On the outside it's not much more than a simple cardboard box, but Adobe Kickbox definitely counts as – and encourages – outside the box thinking.

It's everything a would-be innovator needs to generate, prototype, test and iterate a new idea – all packaged up neatly in a small red box. Peek inside to find a set of printed instructions, notebooks, a Starbucks gift card and a chocolate bar – plus a $1000 prepaid credit card for employees to use to fund any idea they'd like.

Since its launch in 2013 it's been used by about 10% of Adobe's 14,000 employees, with at least 23 ideas moving on to further investment. For example, Adobe Knowhow, an online course marketplace, started life as a Kickbox idea, as did Project Breathe, a successful mindfulness program run internally at Adobe.

So, how does it work?

Kickbox was created in 2013 by Mark Randall, VP Creativity at Adobe. He wanted to empower and tap into the potential innovators at Adobe who might shy away from a more traditional process, as well as get rid of any red tape that stifles ideas.

“We wanted to figure out how to unleash more innovation, beyond relying on a few big-budget projects from engineering and design teams. You need those too, of course, and we have them, but Kickbox is a way to get a lot of ideas, including some you’d never find any other way — and some that wouldn’t survive a more bureaucratic vetting process,” says Randall in an interview with Fortune.

Before Kickbox, Adobe would see about 1-2 dozen innovation projects go through the initial idea phase to the mock-up phase in a year. Since Kickbox launched, they've seen about 1200 ideas, all at a lower absolute cost than working through two ideas using the previous method.

A lot of Kickbox ideas fail, but that's not considered a problem with the program. Instead, it's a feature.

“Our premise is that people will need to try doing innovative things that may fail — we built that [mindset] into the program expecting that a lot of people will try a red box project and it fails,”  Randall tells Forbes.

Kickbox isn't just for the 'usual suspects' of innovation, such as engineers and product managers. Any Adobe employee can ask for a box. This is a deliberate attempt to “dramatically increase the diversity of inputs at the top of our innovation funnel,” according to the Adobe website.

By giving away thousands of dollars in seed funding – no expense report necessary – Adobe is demonstrating that they believe in and trust their employees.

"When you trust people, they’ll live up to your expectations," says Randall to Fast Company. "They’re the CEO of their idea. They’ll allocate their resources and figure out how to move ahead."

There are no deadlines imposed for finishing the program and no judgement an idea fails. But the program doesn't leave innovators without any support or guidance either. Inside the box is a six-level innovation curriculum of sorts, based on Randall's own past experience as an entrepreneur before he joined Adobe.

The six levels are:

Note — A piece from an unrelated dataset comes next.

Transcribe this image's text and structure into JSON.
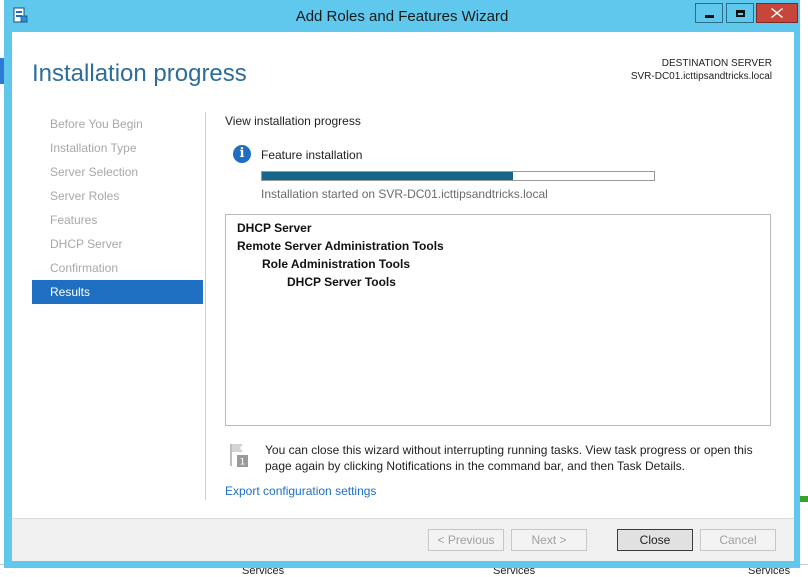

  • Inception, which explores the employee's motivation for the idea
  • Ideate, teaching how to tap into creativity and generate ideas
  • Improve, providing tools to improve on ideas
  • Investigate, gathering data with real-world experiments
  • Iterate, developing and testing hypotheses
  • Infiltrate, pitching the idea to management

The levels are outlined on printed reference cards and come with action checklists that must be completed before advancing to the next level. For example, to finish Level 3 Improve employees complete a Kickbox Canvas for their idea. To finish Level 4 Investigate, employees must create a product website and drive at least 250 visitors to it via ads.

By putting ideas out into the real world, it means ideas are first tested by the target audience instead of by a manager – who might reject the ideas that customers want.

Employees also attend a comprehensive two-day workshop – where they pick up their box - that teaches them how to use the Kickbox tools and aims to inspire them and build their confidence.

Ultimately, to 'beat' the box, employees have to finish Level 6 Infiltrate. The last item on the checklist? Convincing an executive to invest time, resources or money in the idea to take it further.

If successful at completing the red box, innovators are the proud recipients of... the blue box. Because every idea is different, every blue box is also different, but its purpose is to help employees move their idea into a functional beta version.

Mark-Randall-Adobe-intrapreneurshipIf Kickbox sounds like something you'd like to try at your own organization, you're in luck. Adobe has released the program under a Creative Commons license: it's available for anyone to download and use for free.

Or even better: hear the nuts and bolts about Adobe's Kickbox from Mark Randall directly during Intrapreneurship Conference #8, scheduled to speak as one of 12+ case studies on the first dat of the 3-day conference.